** Opening Data section block **

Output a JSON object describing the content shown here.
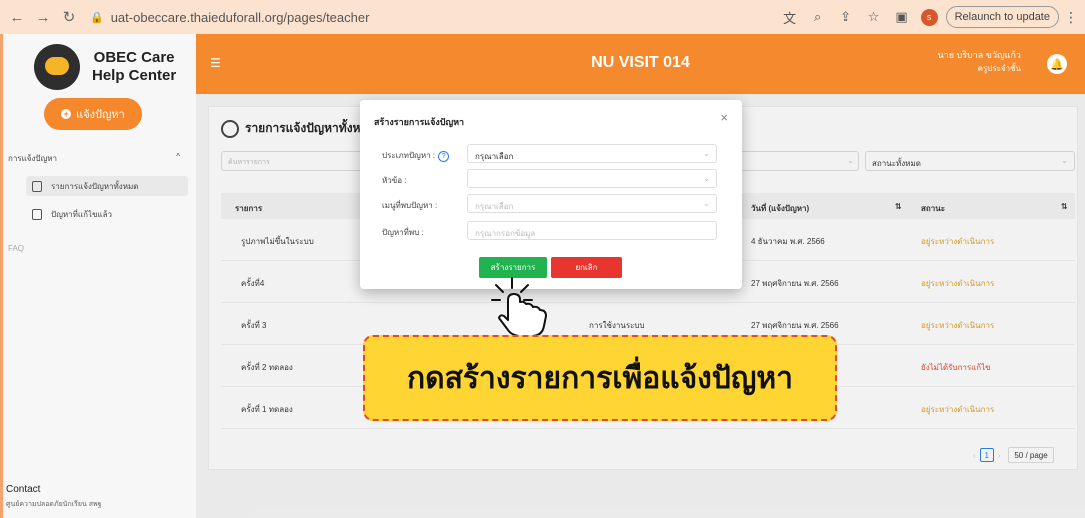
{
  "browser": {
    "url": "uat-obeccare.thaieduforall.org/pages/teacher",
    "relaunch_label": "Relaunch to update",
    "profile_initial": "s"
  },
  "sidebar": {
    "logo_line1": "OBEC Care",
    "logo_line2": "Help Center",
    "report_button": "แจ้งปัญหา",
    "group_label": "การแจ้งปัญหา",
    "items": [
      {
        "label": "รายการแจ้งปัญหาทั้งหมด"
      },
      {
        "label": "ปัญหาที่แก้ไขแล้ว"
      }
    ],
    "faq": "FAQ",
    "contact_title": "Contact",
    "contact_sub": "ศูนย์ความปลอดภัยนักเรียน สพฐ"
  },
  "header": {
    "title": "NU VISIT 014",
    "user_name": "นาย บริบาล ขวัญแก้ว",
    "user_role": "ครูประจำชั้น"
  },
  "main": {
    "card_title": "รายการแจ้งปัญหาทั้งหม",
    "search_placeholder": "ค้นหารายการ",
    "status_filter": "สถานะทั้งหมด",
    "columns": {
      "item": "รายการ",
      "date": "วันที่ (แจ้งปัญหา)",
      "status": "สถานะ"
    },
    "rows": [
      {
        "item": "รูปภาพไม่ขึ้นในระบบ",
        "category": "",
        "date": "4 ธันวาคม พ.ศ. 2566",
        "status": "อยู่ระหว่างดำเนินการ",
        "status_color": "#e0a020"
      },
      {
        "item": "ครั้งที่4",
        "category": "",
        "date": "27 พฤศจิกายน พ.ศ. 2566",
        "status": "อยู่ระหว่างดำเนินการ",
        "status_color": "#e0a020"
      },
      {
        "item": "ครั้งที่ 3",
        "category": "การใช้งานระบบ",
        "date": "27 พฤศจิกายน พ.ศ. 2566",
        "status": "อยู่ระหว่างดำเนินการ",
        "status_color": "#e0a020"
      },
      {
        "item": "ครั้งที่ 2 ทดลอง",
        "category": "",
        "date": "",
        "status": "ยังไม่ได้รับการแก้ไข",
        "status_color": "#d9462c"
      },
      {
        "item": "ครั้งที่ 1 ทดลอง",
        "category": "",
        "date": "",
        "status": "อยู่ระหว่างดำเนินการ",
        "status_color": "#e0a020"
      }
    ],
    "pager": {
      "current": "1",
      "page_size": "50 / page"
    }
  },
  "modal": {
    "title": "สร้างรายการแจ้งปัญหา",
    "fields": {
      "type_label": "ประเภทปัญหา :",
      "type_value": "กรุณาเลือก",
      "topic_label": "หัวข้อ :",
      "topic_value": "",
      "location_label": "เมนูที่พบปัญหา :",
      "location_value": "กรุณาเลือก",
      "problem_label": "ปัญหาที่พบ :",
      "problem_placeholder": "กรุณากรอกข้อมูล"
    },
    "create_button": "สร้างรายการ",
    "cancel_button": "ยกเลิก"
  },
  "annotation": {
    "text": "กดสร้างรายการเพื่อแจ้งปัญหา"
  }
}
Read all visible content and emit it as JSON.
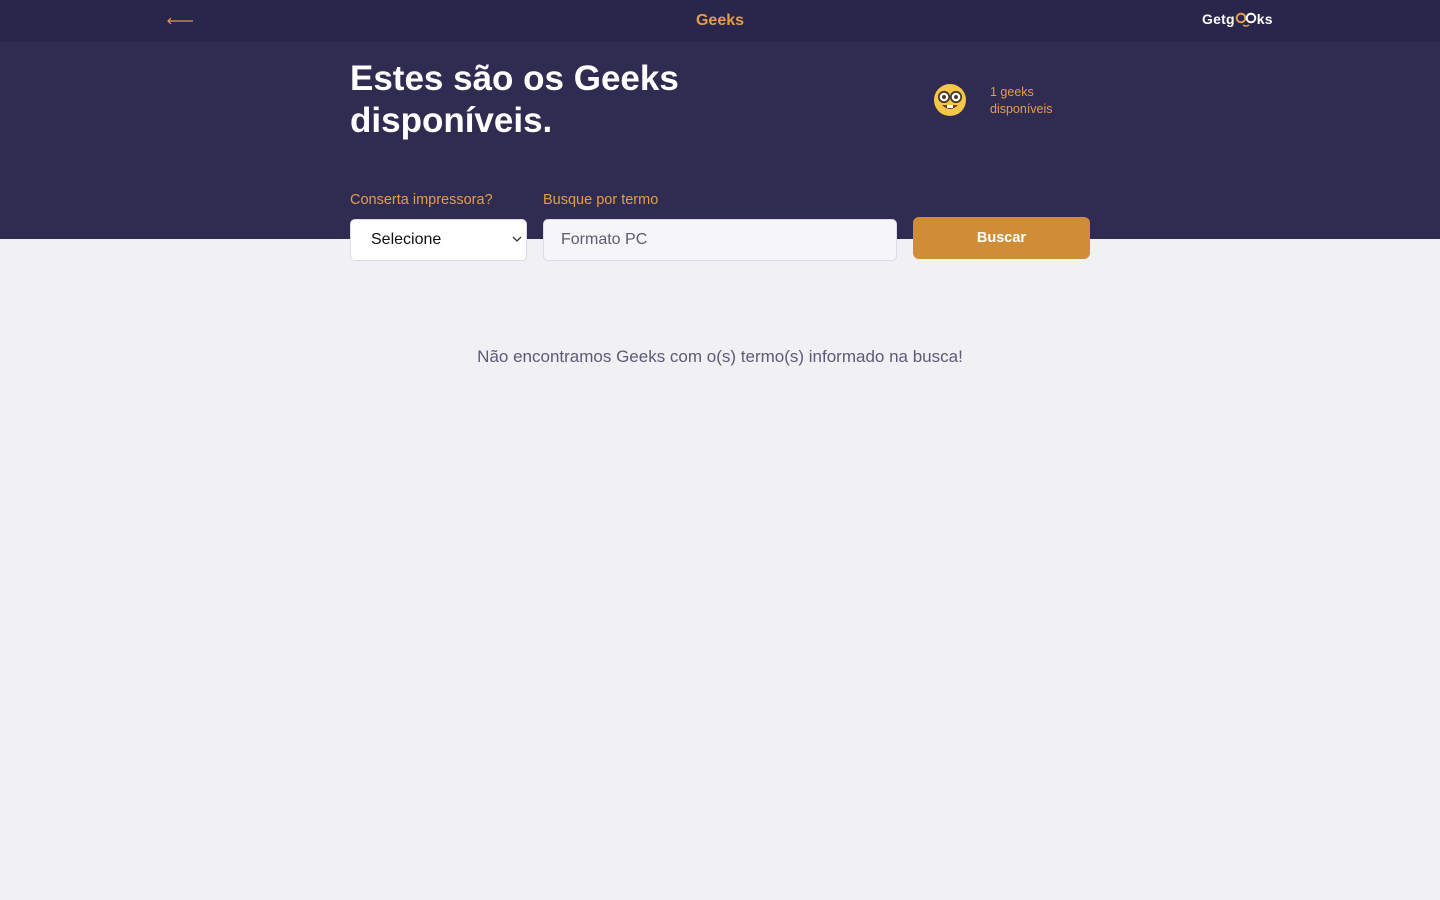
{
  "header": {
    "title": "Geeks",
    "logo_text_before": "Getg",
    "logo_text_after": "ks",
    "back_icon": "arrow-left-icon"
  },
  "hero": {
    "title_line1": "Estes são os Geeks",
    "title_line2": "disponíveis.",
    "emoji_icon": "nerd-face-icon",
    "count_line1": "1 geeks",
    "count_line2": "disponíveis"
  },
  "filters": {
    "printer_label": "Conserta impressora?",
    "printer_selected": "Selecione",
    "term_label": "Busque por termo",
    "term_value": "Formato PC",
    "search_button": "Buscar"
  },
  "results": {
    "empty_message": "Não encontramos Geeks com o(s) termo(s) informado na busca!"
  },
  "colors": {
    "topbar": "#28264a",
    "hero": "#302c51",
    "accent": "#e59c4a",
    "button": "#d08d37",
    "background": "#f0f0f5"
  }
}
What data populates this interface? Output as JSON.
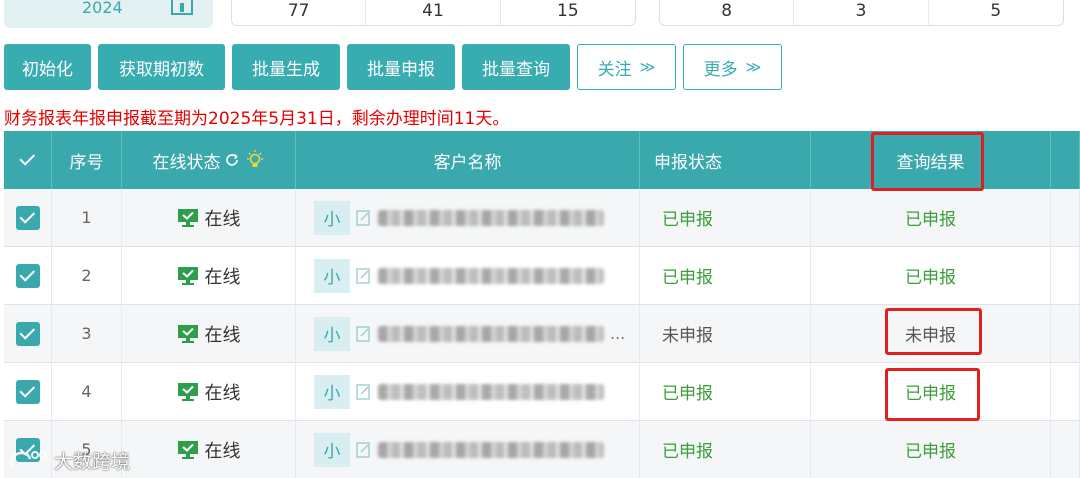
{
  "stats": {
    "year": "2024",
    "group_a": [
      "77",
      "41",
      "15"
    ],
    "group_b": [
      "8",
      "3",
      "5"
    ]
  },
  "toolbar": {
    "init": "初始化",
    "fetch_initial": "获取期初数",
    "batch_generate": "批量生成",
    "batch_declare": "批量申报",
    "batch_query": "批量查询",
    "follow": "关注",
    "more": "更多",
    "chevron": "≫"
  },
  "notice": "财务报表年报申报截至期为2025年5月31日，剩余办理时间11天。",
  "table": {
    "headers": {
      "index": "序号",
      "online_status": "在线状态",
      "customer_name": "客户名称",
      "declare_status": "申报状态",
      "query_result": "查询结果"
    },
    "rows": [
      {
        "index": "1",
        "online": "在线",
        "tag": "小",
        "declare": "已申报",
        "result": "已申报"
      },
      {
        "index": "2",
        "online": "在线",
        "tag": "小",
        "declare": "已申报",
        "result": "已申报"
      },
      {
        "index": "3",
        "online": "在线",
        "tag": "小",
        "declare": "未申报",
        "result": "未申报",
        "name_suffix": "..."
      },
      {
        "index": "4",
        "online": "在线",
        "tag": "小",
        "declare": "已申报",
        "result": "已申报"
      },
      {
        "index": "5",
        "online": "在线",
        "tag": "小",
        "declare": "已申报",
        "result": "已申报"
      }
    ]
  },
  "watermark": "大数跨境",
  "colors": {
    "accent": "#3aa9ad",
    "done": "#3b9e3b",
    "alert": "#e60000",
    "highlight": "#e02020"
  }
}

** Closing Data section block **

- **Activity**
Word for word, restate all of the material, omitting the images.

- **Answer for this exercise**
Output a JSON object describing the content shown here.
{
  "browser": {
    "url": "uat-obeccare.thaieduforall.org/pages/teacher",
    "relaunch_label": "Relaunch to update",
    "profile_initial": "s"
  },
  "sidebar": {
    "logo_line1": "OBEC Care",
    "logo_line2": "Help Center",
    "report_button": "แจ้งปัญหา",
    "group_label": "การแจ้งปัญหา",
    "items": [
      {
        "label": "รายการแจ้งปัญหาทั้งหมด"
      },
      {
        "label": "ปัญหาที่แก้ไขแล้ว"
      }
    ],
    "faq": "FAQ",
    "contact_title": "Contact",
    "contact_sub": "ศูนย์ความปลอดภัยนักเรียน สพฐ"
  },
  "header": {
    "title": "NU VISIT 014",
    "user_name": "นาย บริบาล ขวัญแก้ว",
    "user_role": "ครูประจำชั้น"
  },
  "main": {
    "card_title": "รายการแจ้งปัญหาทั้งหม",
    "search_placeholder": "ค้นหารายการ",
    "status_filter": "สถานะทั้งหมด",
    "columns": {
      "item": "รายการ",
      "date": "วันที่ (แจ้งปัญหา)",
      "status": "สถานะ"
    },
    "rows": [
      {
        "item": "รูปภาพไม่ขึ้นในระบบ",
        "category": "",
        "date": "4 ธันวาคม พ.ศ. 2566",
        "status": "อยู่ระหว่างดำเนินการ",
        "status_color": "#e0a020"
      },
      {
        "item": "ครั้งที่4",
        "category": "",
        "date": "27 พฤศจิกายน พ.ศ. 2566",
        "status": "อยู่ระหว่างดำเนินการ",
        "status_color": "#e0a020"
      },
      {
        "item": "ครั้งที่ 3",
        "category": "การใช้งานระบบ",
        "date": "27 พฤศจิกายน พ.ศ. 2566",
        "status": "อยู่ระหว่างดำเนินการ",
        "status_color": "#e0a020"
      },
      {
        "item": "ครั้งที่ 2 ทดลอง",
        "category": "",
        "date": "",
        "status": "ยังไม่ได้รับการแก้ไข",
        "status_color": "#d9462c"
      },
      {
        "item": "ครั้งที่ 1 ทดลอง",
        "category": "",
        "date": "",
        "status": "อยู่ระหว่างดำเนินการ",
        "status_color": "#e0a020"
      }
    ],
    "pager": {
      "current": "1",
      "page_size": "50 / page"
    }
  },
  "modal": {
    "title": "สร้างรายการแจ้งปัญหา",
    "fields": {
      "type_label": "ประเภทปัญหา :",
      "type_value": "กรุณาเลือก",
      "topic_label": "หัวข้อ :",
      "topic_value": "",
      "location_label": "เมนูที่พบปัญหา :",
      "location_value": "กรุณาเลือก",
      "problem_label": "ปัญหาที่พบ :",
      "problem_placeholder": "กรุณากรอกข้อมูล"
    },
    "create_button": "สร้างรายการ",
    "cancel_button": "ยกเลิก"
  },
  "annotation": {
    "text": "กดสร้างรายการเพื่อแจ้งปัญหา"
  }
}
Read all visible content and emit it as JSON.
{
  "header": {
    "title": "Geeks",
    "logo_text_before": "Getg",
    "logo_text_after": "ks",
    "back_icon": "arrow-left-icon"
  },
  "hero": {
    "title_line1": "Estes são os Geeks",
    "title_line2": "disponíveis.",
    "emoji_icon": "nerd-face-icon",
    "count_line1": "1 geeks",
    "count_line2": "disponíveis"
  },
  "filters": {
    "printer_label": "Conserta impressora?",
    "printer_selected": "Selecione",
    "term_label": "Busque por termo",
    "term_value": "Formato PC",
    "search_button": "Buscar"
  },
  "results": {
    "empty_message": "Não encontramos Geeks com o(s) termo(s) informado na busca!"
  },
  "colors": {
    "topbar": "#28264a",
    "hero": "#302c51",
    "accent": "#e59c4a",
    "button": "#d08d37",
    "background": "#f0f0f5"
  }
}
What data populates this interface? Output as JSON.
{
  "stats": {
    "year": "2024",
    "group_a": [
      "77",
      "41",
      "15"
    ],
    "group_b": [
      "8",
      "3",
      "5"
    ]
  },
  "toolbar": {
    "init": "初始化",
    "fetch_initial": "获取期初数",
    "batch_generate": "批量生成",
    "batch_declare": "批量申报",
    "batch_query": "批量查询",
    "follow": "关注",
    "more": "更多",
    "chevron": "≫"
  },
  "notice": "财务报表年报申报截至期为2025年5月31日，剩余办理时间11天。",
  "table": {
    "headers": {
      "index": "序号",
      "online_status": "在线状态",
      "customer_name": "客户名称",
      "declare_status": "申报状态",
      "query_result": "查询结果"
    },
    "rows": [
      {
        "index": "1",
        "online": "在线",
        "tag": "小",
        "declare": "已申报",
        "result": "已申报"
      },
      {
        "index": "2",
        "online": "在线",
        "tag": "小",
        "declare": "已申报",
        "result": "已申报"
      },
      {
        "index": "3",
        "online": "在线",
        "tag": "小",
        "declare": "未申报",
        "result": "未申报",
        "name_suffix": "..."
      },
      {
        "index": "4",
        "online": "在线",
        "tag": "小",
        "declare": "已申报",
        "result": "已申报"
      },
      {
        "index": "5",
        "online": "在线",
        "tag": "小",
        "declare": "已申报",
        "result": "已申报"
      }
    ]
  },
  "watermark": "大数跨境",
  "colors": {
    "accent": "#3aa9ad",
    "done": "#3b9e3b",
    "alert": "#e60000",
    "highlight": "#e02020"
  }
}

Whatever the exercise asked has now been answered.